Charity accounting is a specialist topic that requires specialist advice, especially compared to simpler organisational structures.
So if you’re starting a charity, or if your organisation has grown large enough that you need some additional support, it’s important to get that advice from an accountant with experience and knowledge of the sector.
A good accounting service will not only keep your organisation compliant with its legal obligations, but also help it to achieve its financial goals – ultimately leading to better outcomes for its charitable goals.
But when time is limited and your budget is tight, which services should you prioritise?
Charity accounting requirements
Firstly, if you’re starting a charity for the first time, it’s important to understand what exactly your accounting and reporting obligations are.

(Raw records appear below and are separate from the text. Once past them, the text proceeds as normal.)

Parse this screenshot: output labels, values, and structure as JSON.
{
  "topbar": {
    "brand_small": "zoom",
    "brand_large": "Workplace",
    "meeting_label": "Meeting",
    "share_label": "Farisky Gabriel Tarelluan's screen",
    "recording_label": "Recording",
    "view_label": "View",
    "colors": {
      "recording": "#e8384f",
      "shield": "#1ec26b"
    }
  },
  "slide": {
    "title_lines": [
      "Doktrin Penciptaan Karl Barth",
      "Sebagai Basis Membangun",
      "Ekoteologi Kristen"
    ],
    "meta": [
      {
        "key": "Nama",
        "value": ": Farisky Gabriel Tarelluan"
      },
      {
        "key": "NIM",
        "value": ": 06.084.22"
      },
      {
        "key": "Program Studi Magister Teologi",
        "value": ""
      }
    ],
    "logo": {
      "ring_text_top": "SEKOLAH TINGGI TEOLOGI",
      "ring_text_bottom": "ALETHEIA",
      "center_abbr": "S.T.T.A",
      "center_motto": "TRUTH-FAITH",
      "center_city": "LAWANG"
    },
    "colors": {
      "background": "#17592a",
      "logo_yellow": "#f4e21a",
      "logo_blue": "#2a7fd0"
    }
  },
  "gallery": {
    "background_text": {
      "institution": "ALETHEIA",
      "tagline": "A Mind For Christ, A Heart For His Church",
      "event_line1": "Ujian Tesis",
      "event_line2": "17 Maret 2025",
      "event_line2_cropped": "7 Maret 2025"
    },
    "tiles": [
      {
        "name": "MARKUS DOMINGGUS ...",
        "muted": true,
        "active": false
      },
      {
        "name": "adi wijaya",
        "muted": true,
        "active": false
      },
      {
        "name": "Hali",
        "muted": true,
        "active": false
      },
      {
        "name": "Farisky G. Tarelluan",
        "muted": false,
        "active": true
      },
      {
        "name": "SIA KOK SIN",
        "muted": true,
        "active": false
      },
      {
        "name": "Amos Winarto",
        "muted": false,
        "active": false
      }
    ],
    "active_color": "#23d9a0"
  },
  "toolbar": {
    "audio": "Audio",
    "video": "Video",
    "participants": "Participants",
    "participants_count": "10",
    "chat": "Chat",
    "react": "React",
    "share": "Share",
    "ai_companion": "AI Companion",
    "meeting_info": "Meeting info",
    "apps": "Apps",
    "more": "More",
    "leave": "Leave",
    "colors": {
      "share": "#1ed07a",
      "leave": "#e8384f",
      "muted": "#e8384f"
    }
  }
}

These vary depending on the size and structure of your organisation, but in simple terms, every registered charity must prepare:
- an annual report
- a set of accounts
- an annual return form.
If you run a charitable incorporated organisation (CIO), or your charity’s income exceeds £25,000 in the financial year, you’ll be required to submit your annual report and accounts to the Charity Commission. In other cases, you’ll just need to make them available on request.
Additionally, all CIOs and all other registered charities with a gross income of more than £10,000 must complete and file an annual return with the commission. Registered charities with a lower gross income are asked to complete the annual return for certain items.
Then there are special rules when it comes to audits and independent examinations.
Charities with a gross income between £25,000 and £1 million in their financial year are required to have their accounts independently examined, while those with an income of more than £1m must have an audit.
An audit is also needed if the charity’s gross income is more than £250,000 and its total assets before liabilities exceed £3.26m.
Getting to grips with these different rules can be complicated, so it’s generally best to explain your organisation’s position to a professional, who’ll be able to tell you what you need to do.
Which accounting services does your charity need?
Whether you need a fully outsourced accounting service or just some extra support for your in-house finance team, there are various services a charity accountant can offer.
This one sounds basic, but it’s essential. As we mentioned above, all charities must prepare a set of accounts and make them available on request.
There are two main ways in which you can prepare accounts: receipts and payments, or accruals.
Receipts and payments is the simplest method of the two, and can only be used by unincorporated charities with a gross income of £250,000 or less.
Accounts prepared with this method involve a summary of all the money received and paid out by the charity during the financial year, and another statement outlining the details of its assets and liabilities at the end of the year.
If you’re running a charitable company, however, or if your charity has a gross income of more than £250,000, you’ll be legally required to prepare accruals accounts.
These must also comply with the statement of recommended practice (SORP) for that financial year, and show a “true and fair view” of the charity’s finances.
Accruals accounts contain a balance sheet, a statement of financial activities and some explanatory notes.
Even for relatively simple receipts and payments accounts, the value of an accountant with specialist expertise is not to be underestimated – and it’s even more important when you need to comply with SORP.
External audit or independent examination
Whether it’s a legal requirement or a part of your governing document, an audit or independent examination can be a great opportunity to ensure your financial records and systems are all as they should be.
This should be carried out by a reliable, knowledgeable and impartial professional.
As well as meeting your statutory requirements, the auditor or examiner should be able to explain what they mean for you, and what changes you can make to improve.
An audit or examination can be a great chance to make your own systems more accurate and efficient, giving you more time to focus on your charity’s mission.
Advice and training
Beyond compliance alone, one of the most valuable things you can get from an accountant is their strategic input.
It can be hugely helpful for charity leaders to have the support of someone experienced and knowledgeable from outside of the organisation – someone to bounce ideas off of, to challenge your thinking and push you to improve what you do.
A specialist charity accountant will be able to bring their knowledge of the structural and financial side of your charity together with their understanding of your goals and challenges, to offer personal advice that will help you make important decisions.
They’ll also help you to streamline your accounting processes, keep you informed on regulatory changes, and offer guidance on governance.
At JCS, we’re proud to support charities across the UK with specialist tax and accounting services.